§ Assignment
Nothing in the records may be dropped. Retype them all exactly.

§ Data in this exercise
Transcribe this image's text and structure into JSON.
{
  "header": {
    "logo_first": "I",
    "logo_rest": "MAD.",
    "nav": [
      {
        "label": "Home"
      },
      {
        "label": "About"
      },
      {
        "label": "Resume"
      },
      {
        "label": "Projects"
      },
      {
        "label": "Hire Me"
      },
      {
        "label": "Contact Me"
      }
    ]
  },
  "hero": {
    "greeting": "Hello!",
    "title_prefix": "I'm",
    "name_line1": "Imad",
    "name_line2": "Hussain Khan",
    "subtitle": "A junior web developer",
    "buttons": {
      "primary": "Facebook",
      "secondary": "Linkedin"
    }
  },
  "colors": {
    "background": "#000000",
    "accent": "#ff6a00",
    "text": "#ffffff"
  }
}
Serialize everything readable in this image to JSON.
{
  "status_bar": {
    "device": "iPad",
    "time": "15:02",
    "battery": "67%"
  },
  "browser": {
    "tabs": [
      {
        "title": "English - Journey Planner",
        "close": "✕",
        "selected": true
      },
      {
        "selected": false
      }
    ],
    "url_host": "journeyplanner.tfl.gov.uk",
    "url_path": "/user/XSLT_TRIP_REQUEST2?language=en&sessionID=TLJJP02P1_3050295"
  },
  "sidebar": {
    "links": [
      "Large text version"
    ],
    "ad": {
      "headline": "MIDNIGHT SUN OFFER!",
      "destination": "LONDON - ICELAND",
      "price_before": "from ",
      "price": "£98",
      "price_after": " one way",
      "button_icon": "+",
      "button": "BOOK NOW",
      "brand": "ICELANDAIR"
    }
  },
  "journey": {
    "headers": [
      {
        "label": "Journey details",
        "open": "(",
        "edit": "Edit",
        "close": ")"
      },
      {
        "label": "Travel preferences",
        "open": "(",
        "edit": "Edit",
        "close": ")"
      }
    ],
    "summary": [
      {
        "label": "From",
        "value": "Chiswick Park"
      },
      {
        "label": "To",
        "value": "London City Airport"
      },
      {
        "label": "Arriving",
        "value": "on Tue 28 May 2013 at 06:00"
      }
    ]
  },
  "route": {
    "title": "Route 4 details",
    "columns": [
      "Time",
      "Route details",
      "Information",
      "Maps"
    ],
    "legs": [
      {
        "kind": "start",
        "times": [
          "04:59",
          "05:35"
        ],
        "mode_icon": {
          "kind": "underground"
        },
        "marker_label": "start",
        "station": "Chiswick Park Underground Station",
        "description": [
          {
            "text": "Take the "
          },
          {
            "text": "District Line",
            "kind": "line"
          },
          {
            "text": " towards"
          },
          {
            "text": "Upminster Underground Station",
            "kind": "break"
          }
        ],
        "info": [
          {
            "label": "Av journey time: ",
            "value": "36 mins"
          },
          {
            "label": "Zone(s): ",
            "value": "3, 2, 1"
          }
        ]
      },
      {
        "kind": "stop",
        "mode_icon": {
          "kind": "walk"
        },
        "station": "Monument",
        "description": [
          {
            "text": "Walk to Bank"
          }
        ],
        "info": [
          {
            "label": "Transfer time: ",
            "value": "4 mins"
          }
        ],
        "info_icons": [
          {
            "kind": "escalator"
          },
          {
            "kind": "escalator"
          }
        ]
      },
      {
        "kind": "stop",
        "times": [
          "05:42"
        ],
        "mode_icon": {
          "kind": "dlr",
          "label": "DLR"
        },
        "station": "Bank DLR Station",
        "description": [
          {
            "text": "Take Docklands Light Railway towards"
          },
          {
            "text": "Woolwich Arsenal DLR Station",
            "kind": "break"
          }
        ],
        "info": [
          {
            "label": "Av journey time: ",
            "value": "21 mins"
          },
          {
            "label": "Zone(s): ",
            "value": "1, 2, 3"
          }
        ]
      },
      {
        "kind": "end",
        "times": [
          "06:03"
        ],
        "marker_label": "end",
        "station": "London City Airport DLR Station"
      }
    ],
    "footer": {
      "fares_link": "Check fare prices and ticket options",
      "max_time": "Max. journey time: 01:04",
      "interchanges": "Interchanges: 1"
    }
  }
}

§ Response below
Transcribe this image's text and structure into JSON.
{
  "header": {
    "logo_first": "I",
    "logo_rest": "MAD.",
    "nav": [
      {
        "label": "Home"
      },
      {
        "label": "About"
      },
      {
        "label": "Resume"
      },
      {
        "label": "Projects"
      },
      {
        "label": "Hire Me"
      },
      {
        "label": "Contact Me"
      }
    ]
  },
  "hero": {
    "greeting": "Hello!",
    "title_prefix": "I'm",
    "name_line1": "Imad",
    "name_line2": "Hussain Khan",
    "subtitle": "A junior web developer",
    "buttons": {
      "primary": "Facebook",
      "secondary": "Linkedin"
    }
  },
  "colors": {
    "background": "#000000",
    "accent": "#ff6a00",
    "text": "#ffffff"
  }
}
Serialize everything readable in this image to JSON.
{
  "status_bar": {
    "device": "iPad",
    "time": "15:02",
    "battery": "67%"
  },
  "browser": {
    "tabs": [
      {
        "title": "English - Journey Planner",
        "close": "✕",
        "selected": true
      },
      {
        "selected": false
      }
    ],
    "url_host": "journeyplanner.tfl.gov.uk",
    "url_path": "/user/XSLT_TRIP_REQUEST2?language=en&sessionID=TLJJP02P1_3050295"
  },
  "sidebar": {
    "links": [
      "Large text version"
    ],
    "ad": {
      "headline": "MIDNIGHT SUN OFFER!",
      "destination": "LONDON - ICELAND",
      "price_before": "from ",
      "price": "£98",
      "price_after": " one way",
      "button_icon": "+",
      "button": "BOOK NOW",
      "brand": "ICELANDAIR"
    }
  },
  "journey": {
    "headers": [
      {
        "label": "Journey details",
        "open": "(",
        "edit": "Edit",
        "close": ")"
      },
      {
        "label": "Travel preferences",
        "open": "(",
        "edit": "Edit",
        "close": ")"
      }
    ],
    "summary": [
      {
        "label": "From",
        "value": "Chiswick Park"
      },
      {
        "label": "To",
        "value": "London City Airport"
      },
      {
        "label": "Arriving",
        "value": "on Tue 28 May 2013 at 06:00"
      }
    ]
  },
  "route": {
    "title": "Route 4 details",
    "columns": [
      "Time",
      "Route details",
      "Information",
      "Maps"
    ],
    "legs": [
      {
        "kind": "start",
        "times": [
          "04:59",
          "05:35"
        ],
        "mode_icon": {
          "kind": "underground"
        },
        "marker_label": "start",
        "station": "Chiswick Park Underground Station",
        "description": [
          {
            "text": "Take the "
          },
          {
            "text": "District Line",
            "kind": "line"
          },
          {
            "text": " towards"
          },
          {
            "text": "Upminster Underground Station",
            "kind": "break"
          }
        ],
        "info": [
          {
            "label": "Av journey time: ",
            "value": "36 mins"
          },
          {
            "label": "Zone(s): ",
            "value": "3, 2, 1"
          }
        ]
      },
      {
        "kind": "stop",
        "mode_icon": {
          "kind": "walk"
        },
        "station": "Monument",
        "description": [
          {
            "text": "Walk to Bank"
          }
        ],
        "info": [
          {
            "label": "Transfer time: ",
            "value": "4 mins"
          }
        ],
        "info_icons": [
          {
            "kind": "escalator"
          },
          {
            "kind": "escalator"
          }
        ]
      },
      {
        "kind": "stop",
        "times": [
          "05:42"
        ],
        "mode_icon": {
          "kind": "dlr",
          "label": "DLR"
        },
        "station": "Bank DLR Station",
        "description": [
          {
            "text": "Take Docklands Light Railway towards"
          },
          {
            "text": "Woolwich Arsenal DLR Station",
            "kind": "break"
          }
        ],
        "info": [
          {
            "label": "Av journey time: ",
            "value": "21 mins"
          },
          {
            "label": "Zone(s): ",
            "value": "1, 2, 3"
          }
        ]
      },
      {
        "kind": "end",
        "times": [
          "06:03"
        ],
        "marker_label": "end",
        "station": "London City Airport DLR Station"
      }
    ],
    "footer": {
      "fares_link": "Check fare prices and ticket options",
      "max_time": "Max. journey time: 01:04",
      "interchanges": "Interchanges: 1"
    }
  }
}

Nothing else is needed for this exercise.